Park Chan-wook’s newest theatrical release, Decision to Leave, marks the end of his six year directorial hiatus, following his critically acclaimed film, The Handmaiden, an examination of colonial trauma under the Japanese occupation of the Korean Peninsula. With this recent outing, Park Chan-wook trades in his narrative lens for a more contemporary study of immigration policies; particularly, in regard to 21st century illegal immigration to South Korea. This is exemplified by the female protagonist, Song Seo-rae (Tang Wei), an illegal Chinese immigrant who is suspected of murdering her husband in the opening half of the film. I found her character to be reminiscent of Kim Novak’s portrayal of Madeleine Elster and Judy Barton in Alfred Hitchcock’s thriller, Vertigo. Wei commands the screen, her emotions simmering behind her invasive eyes.
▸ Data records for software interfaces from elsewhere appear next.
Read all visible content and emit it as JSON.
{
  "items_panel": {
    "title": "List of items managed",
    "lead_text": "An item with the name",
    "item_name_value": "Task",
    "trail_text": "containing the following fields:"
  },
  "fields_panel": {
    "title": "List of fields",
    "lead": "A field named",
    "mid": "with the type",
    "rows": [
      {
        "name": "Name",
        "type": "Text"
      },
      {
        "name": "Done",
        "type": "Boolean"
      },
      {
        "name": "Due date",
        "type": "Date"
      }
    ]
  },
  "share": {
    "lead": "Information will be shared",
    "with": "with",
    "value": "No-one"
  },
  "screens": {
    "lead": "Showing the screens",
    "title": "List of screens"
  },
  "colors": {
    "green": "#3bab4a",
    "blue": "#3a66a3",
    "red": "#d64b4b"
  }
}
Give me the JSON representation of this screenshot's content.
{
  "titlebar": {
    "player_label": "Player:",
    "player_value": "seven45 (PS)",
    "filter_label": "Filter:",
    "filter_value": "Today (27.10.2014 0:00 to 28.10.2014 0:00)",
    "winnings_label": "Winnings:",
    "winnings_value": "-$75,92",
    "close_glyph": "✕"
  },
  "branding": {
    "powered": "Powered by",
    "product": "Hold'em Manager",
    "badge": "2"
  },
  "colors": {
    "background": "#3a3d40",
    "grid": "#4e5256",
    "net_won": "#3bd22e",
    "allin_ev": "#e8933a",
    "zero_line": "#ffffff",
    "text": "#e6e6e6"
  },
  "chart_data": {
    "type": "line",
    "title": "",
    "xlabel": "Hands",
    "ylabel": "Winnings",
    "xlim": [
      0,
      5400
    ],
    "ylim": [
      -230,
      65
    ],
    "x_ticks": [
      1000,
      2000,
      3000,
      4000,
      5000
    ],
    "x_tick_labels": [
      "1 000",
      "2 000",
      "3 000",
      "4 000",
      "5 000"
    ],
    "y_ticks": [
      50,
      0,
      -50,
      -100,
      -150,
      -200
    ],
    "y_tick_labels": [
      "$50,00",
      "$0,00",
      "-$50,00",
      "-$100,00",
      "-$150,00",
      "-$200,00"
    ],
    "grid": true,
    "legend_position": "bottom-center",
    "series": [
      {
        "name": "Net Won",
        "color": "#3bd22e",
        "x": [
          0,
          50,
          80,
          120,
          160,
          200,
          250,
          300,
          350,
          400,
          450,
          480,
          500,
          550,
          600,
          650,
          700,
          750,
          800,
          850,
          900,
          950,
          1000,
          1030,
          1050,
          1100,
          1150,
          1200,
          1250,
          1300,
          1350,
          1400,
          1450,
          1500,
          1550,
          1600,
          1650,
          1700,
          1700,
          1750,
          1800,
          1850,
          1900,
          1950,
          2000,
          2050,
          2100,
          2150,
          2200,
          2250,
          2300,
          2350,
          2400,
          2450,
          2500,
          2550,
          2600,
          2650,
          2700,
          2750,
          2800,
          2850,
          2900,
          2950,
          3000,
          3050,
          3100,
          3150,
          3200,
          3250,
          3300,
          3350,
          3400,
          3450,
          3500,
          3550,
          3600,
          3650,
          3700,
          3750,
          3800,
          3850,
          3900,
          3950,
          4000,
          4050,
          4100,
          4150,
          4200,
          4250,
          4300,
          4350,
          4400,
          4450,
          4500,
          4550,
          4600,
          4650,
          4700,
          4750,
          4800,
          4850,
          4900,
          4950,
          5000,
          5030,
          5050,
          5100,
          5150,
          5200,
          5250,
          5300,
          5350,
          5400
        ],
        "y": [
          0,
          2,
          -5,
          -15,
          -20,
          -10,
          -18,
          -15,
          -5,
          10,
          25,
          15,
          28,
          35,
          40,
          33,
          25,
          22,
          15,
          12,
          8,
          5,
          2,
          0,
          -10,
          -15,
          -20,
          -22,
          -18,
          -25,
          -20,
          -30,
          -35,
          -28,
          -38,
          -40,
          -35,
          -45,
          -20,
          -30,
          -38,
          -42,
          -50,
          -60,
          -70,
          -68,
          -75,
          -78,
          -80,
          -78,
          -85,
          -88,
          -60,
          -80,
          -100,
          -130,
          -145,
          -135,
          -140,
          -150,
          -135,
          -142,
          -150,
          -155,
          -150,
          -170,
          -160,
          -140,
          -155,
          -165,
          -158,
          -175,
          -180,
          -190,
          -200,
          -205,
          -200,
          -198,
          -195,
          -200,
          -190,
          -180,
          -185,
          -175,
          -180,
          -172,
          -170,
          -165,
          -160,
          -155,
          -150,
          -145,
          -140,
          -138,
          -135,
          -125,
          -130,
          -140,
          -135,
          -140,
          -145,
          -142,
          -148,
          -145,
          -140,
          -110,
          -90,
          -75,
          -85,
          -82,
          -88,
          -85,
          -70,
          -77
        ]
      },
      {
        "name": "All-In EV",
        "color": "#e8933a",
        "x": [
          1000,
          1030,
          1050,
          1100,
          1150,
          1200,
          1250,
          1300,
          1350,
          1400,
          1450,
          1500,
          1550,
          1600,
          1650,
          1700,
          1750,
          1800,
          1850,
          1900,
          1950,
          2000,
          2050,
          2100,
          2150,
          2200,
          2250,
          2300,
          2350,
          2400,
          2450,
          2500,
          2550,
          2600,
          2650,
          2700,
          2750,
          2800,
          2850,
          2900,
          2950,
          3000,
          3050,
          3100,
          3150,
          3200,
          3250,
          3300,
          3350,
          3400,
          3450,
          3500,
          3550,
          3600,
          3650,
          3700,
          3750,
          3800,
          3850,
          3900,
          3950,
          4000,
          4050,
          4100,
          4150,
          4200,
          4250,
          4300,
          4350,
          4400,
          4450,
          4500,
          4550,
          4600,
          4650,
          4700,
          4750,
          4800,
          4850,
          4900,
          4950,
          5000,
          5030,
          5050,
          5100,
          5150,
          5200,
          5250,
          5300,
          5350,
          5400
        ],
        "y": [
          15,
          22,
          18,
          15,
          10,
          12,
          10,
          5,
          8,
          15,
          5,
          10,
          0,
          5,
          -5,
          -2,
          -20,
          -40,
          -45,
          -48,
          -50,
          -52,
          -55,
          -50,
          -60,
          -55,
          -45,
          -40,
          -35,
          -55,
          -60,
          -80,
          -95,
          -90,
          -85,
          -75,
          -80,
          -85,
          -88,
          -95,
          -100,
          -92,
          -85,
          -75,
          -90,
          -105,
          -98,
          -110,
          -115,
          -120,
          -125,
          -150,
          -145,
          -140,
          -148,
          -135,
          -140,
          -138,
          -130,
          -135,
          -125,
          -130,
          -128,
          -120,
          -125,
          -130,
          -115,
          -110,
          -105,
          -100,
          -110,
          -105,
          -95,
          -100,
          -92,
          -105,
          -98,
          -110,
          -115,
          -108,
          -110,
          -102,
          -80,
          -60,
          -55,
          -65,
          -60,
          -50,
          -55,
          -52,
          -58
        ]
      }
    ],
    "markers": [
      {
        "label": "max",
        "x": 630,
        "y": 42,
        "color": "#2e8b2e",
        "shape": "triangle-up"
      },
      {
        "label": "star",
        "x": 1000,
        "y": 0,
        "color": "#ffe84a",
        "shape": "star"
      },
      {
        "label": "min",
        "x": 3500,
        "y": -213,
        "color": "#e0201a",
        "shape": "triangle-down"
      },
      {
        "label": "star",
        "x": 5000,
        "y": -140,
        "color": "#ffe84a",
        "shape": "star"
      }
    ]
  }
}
However, we primarily follow the character of Det. Jang Hae-jun (Park Hae-il), who leads the main investigation into the murder of Song Seo-rae’s husband. Hae-il plays him with a conservative fortitude, which is made all the more apparent with the comedic relief of his police sidekicks Yeon-su (Kim Shin-Young) and Soo-wan (Go Kyung-pyo). I found Kyung-pyo, in particular, to be a screen stealer; his comedic timing was never a second off. I can’t say much beyond this point, but their relationship mutates and evolves in ways I found truly unexpected; as well as the chemistry between Wei and Hae-il.
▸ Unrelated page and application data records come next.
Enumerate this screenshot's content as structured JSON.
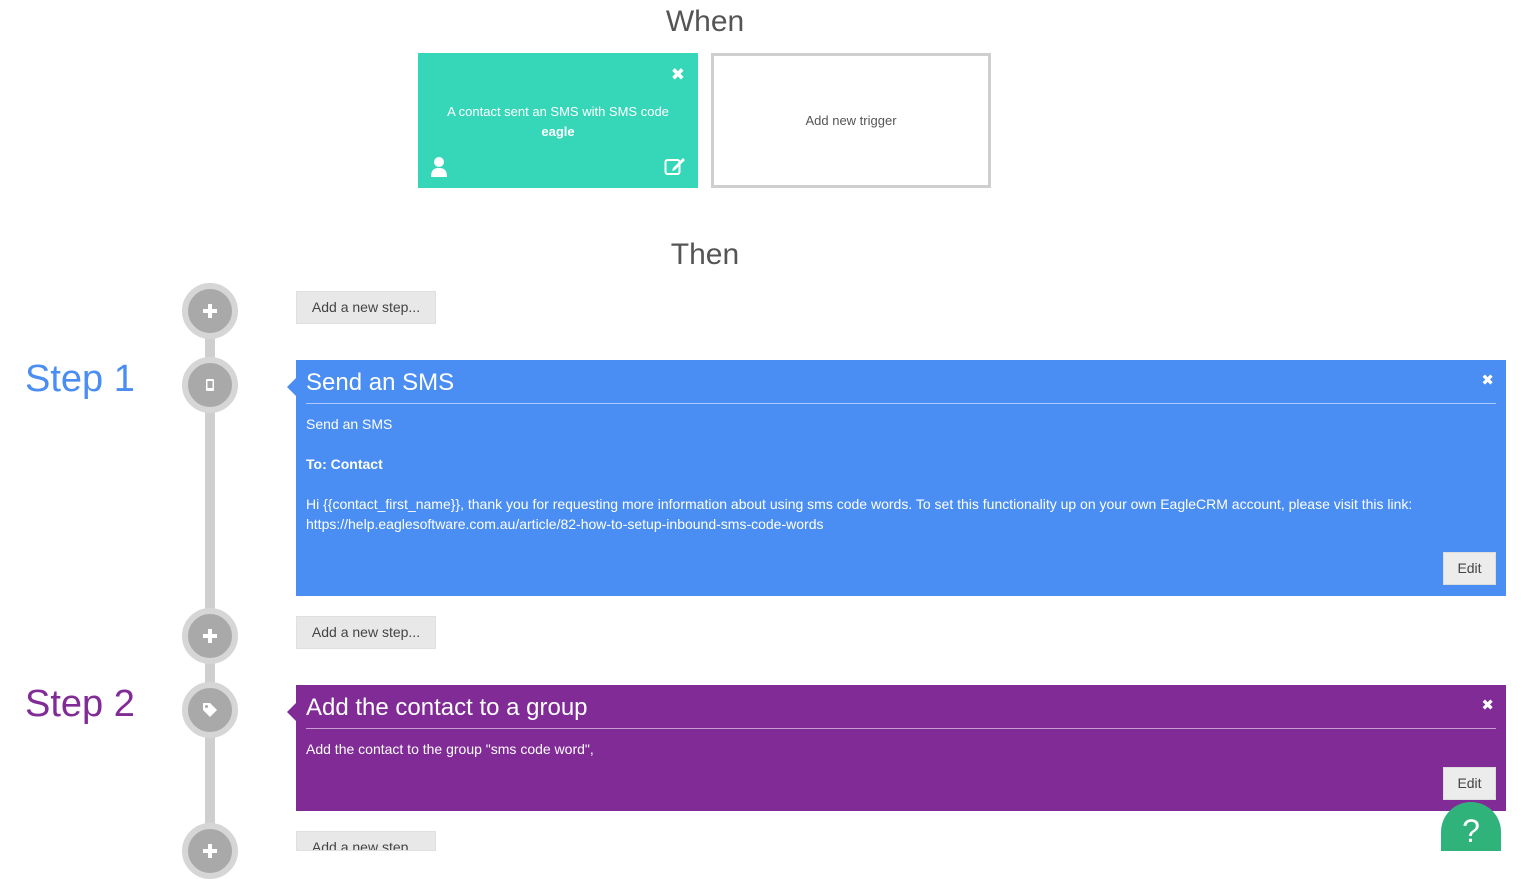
{
  "when": {
    "title": "When"
  },
  "trigger": {
    "text": "A contact sent an SMS with SMS code",
    "code": "eagle",
    "close_label": "✖"
  },
  "add_trigger": {
    "label": "Add new trigger"
  },
  "then": {
    "title": "Then"
  },
  "add_step": {
    "label": "Add a new step..."
  },
  "steps": [
    {
      "label": "Step 1",
      "title": "Send an SMS",
      "close_label": "✖",
      "subtitle": "Send an SMS",
      "to": "To: Contact",
      "message": "Hi {{contact_first_name}}, thank you for requesting more information about using sms code words. To set this functionality up on your own EagleCRM account, please visit this link: https://help.eaglesoftware.com.au/article/82-how-to-setup-inbound-sms-code-words",
      "edit_label": "Edit",
      "icon": "mobile-phone-icon",
      "color": "#4a8df3"
    },
    {
      "label": "Step 2",
      "title": "Add the contact to a group",
      "close_label": "✖",
      "description": "Add the contact to the group \"sms code word\",",
      "edit_label": "Edit",
      "icon": "tag-icon",
      "color": "#812b97"
    }
  ],
  "help": {
    "label": "?",
    "color": "#2fb37b"
  },
  "colors": {
    "trigger": "#36d6b8",
    "timeline": "#cfcfcf",
    "node": "#a9a9a9"
  }
}
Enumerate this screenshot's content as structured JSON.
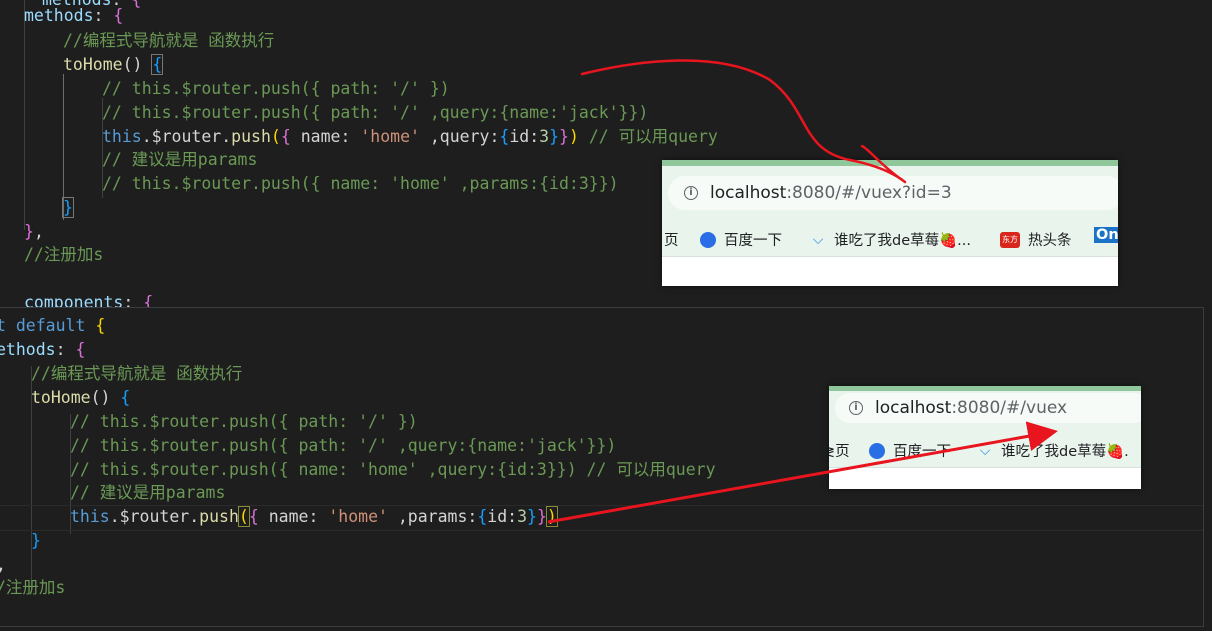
{
  "editor_top": {
    "lines": [
      "  methods: {",
      "methods: {",
      "    //编程式导航就是 函数执行",
      "    toHome() {",
      "      // this.$router.push({ path: '/' })",
      "      // this.$router.push({ path: '/' ,query:{name:'jack'}})",
      "      this.$router.push({ name: 'home' ,query:{id:3}}) // 可以用query",
      "      // 建议是用params",
      "      // this.$router.push({ name: 'home' ,params:{id:3}})",
      "    }",
      "},",
      "//注册加s",
      "",
      "components: {"
    ]
  },
  "editor_bottom": {
    "lines": [
      "t default {",
      "methods: {",
      "  //编程式导航就是 函数执行",
      "  toHome() {",
      "    // this.$router.push({ path: '/' })",
      "    // this.$router.push({ path: '/' ,query:{name:'jack'}})",
      "    // this.$router.push({ name: 'home' ,query:{id:3}}) // 可以用query",
      "    // 建议是用params",
      "    this.$router.push({ name: 'home' ,params:{id:3}})",
      "  }",
      ",",
      "/注册加s"
    ]
  },
  "browser_top": {
    "url_host": "localhost",
    "url_rest": ":8080/#/vuex?id=3",
    "bookmarks": [
      "页",
      "百度一下",
      "谁吃了我de草莓🍓...",
      "热头条",
      "On"
    ],
    "badge_text": "东方"
  },
  "browser_bottom": {
    "url_host": "localhost",
    "url_rest": ":8080/#/vuex",
    "bookmarks": [
      "≷页",
      "百度一下",
      "谁吃了我de草莓🍓."
    ]
  },
  "colors": {
    "editor_bg": "#1e1e1e",
    "comment": "#6a9955",
    "keyword": "#569cd6",
    "string": "#ce9178",
    "arrow": "#e8141e"
  }
}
Park Chan-wook’s cinematography is also a revelation, using rapid successions of shots to create feelings of suspense and uneasiness, which culminates in sweeping tracking shots of fight scenes within the streets and rooftops of Busan. Not to mention an extremely visceral action scene involving a chain mail glove, which I have just learned is utilized in real life by the South Korean police force; a consequence of the outlawing of firearms within the country. Regardless, if you’re a cinephile or an admirer of South Korean culture, Decision to Leave is worth all the critical acclaim that it has garnered this award season.
Now playing at The State Theatre.